Antibodies, also called immunoglobulins are large y-shaped proteins which function to identify and help remove foreign antigens such as viruses and bacteria.

In mammals there are five main types of antibodies including: IgA, IgD, IgE, IgG, and IgM. There are 4 IgG and 2 IgA subtypes present in humans.

Antibodies are created by plasma cells which are derived from the B-cells in the immune system. Due to the fact that antibodies exist freely in the bloodstream or bound to cell membranes, they are said to be part of the humoral immune system. Every different antibody recognizes a specific foreign antigen. This is because the two tips of its "Y" are different to each antibody are allow different antibodies to bind to different foreign antigens. When the antibody binds to a bacteria, it tags the microbe or virus for attack by the immune system such as killer T-cells. Sometimes, antibodies can directly neutralize the foreign body. The production of antibodies by B-cells is the main function of the humoral immune system.

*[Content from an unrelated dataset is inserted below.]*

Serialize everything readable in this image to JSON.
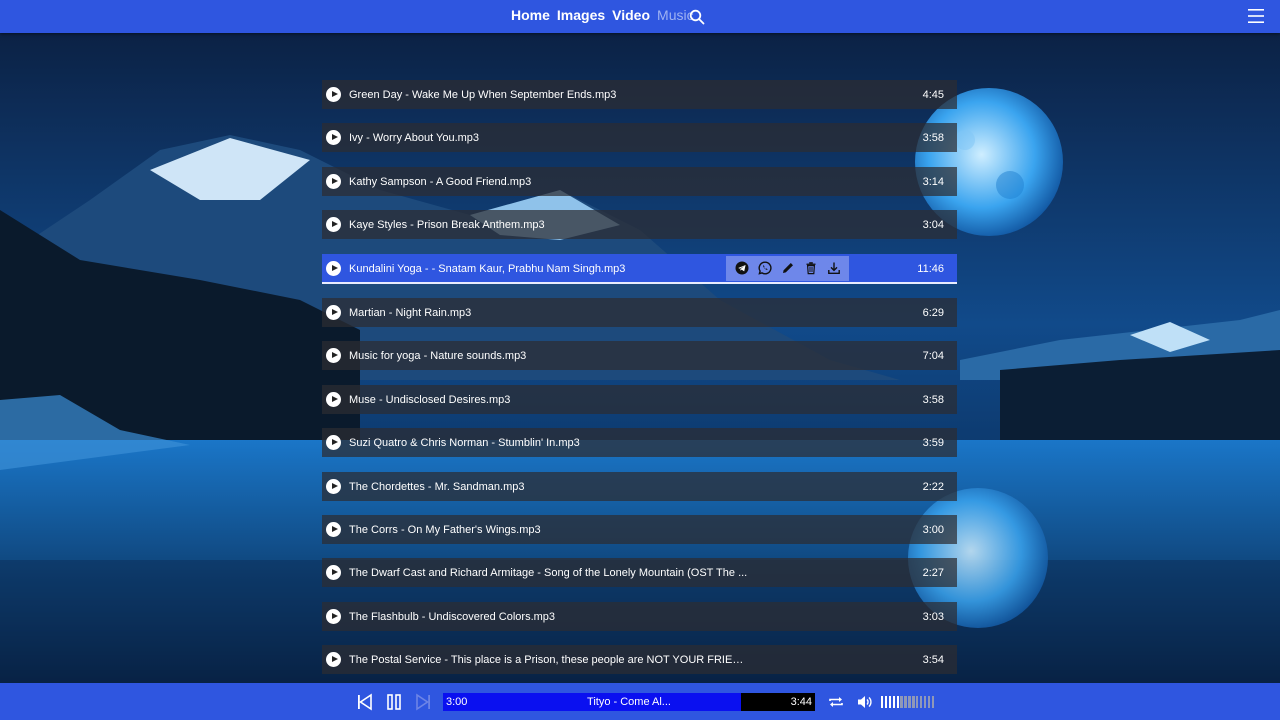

Autoimmune disorders can usually be traced to antibodies which bind the body's own proteins or epitopes, and these types of antibodies can be detected through serological blood tests. Due to the amazing specificity of antibodies, they have some important practical applications in both medicine for the detection of HIV and other viruses in blood, and in research to purify and detect proteins in the study of molecular biology. For example, currently medicine is using biotechnologically designed monoclonal antibodies which work as an antibody therapy. These methods are being employed recently and are the result of numerous clinical trials in a number of diseases including cancer, and rheumatoid arthritis.

Joe Mann is a contributor for Molecular Biology at Molecular Station. www.molecularstation.com

Source: www.articlesbase.com